*** Data excerpts ***

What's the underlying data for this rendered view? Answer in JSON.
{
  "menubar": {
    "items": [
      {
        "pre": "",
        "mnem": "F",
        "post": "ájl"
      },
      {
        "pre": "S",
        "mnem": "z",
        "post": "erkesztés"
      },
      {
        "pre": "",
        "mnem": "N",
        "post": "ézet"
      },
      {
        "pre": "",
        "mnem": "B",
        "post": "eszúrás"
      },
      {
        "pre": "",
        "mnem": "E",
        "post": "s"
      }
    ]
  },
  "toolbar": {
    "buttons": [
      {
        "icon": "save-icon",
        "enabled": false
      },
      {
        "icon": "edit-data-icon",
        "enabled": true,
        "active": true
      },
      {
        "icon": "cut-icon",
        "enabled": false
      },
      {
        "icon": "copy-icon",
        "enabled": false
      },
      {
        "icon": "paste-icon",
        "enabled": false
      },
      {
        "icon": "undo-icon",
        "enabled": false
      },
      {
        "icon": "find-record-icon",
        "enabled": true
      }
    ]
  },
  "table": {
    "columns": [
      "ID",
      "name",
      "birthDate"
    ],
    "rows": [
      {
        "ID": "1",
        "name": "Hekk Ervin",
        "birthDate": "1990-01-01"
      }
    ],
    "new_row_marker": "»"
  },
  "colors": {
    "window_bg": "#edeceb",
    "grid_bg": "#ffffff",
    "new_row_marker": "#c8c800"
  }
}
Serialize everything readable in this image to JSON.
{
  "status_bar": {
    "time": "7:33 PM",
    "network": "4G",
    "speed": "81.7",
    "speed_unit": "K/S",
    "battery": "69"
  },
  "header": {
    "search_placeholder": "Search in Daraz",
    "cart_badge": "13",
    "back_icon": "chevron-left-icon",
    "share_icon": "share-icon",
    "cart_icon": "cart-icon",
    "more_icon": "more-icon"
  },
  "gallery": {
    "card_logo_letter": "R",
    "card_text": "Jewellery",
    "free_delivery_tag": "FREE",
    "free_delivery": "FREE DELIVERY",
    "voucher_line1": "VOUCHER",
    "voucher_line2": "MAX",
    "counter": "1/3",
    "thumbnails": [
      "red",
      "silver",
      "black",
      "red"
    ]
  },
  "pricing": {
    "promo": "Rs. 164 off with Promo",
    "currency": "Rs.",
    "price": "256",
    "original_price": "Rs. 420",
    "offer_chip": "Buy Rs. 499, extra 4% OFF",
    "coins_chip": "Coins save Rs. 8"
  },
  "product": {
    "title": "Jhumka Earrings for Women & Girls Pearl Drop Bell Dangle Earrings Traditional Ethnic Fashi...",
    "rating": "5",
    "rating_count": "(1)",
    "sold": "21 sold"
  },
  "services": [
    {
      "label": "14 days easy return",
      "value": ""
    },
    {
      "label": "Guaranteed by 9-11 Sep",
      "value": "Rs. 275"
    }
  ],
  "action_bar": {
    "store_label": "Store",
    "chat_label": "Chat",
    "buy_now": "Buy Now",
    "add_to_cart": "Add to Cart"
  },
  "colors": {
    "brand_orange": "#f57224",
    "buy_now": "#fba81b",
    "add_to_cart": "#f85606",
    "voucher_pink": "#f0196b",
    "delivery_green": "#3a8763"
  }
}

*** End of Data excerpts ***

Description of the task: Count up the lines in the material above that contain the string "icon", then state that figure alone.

Task answer: 11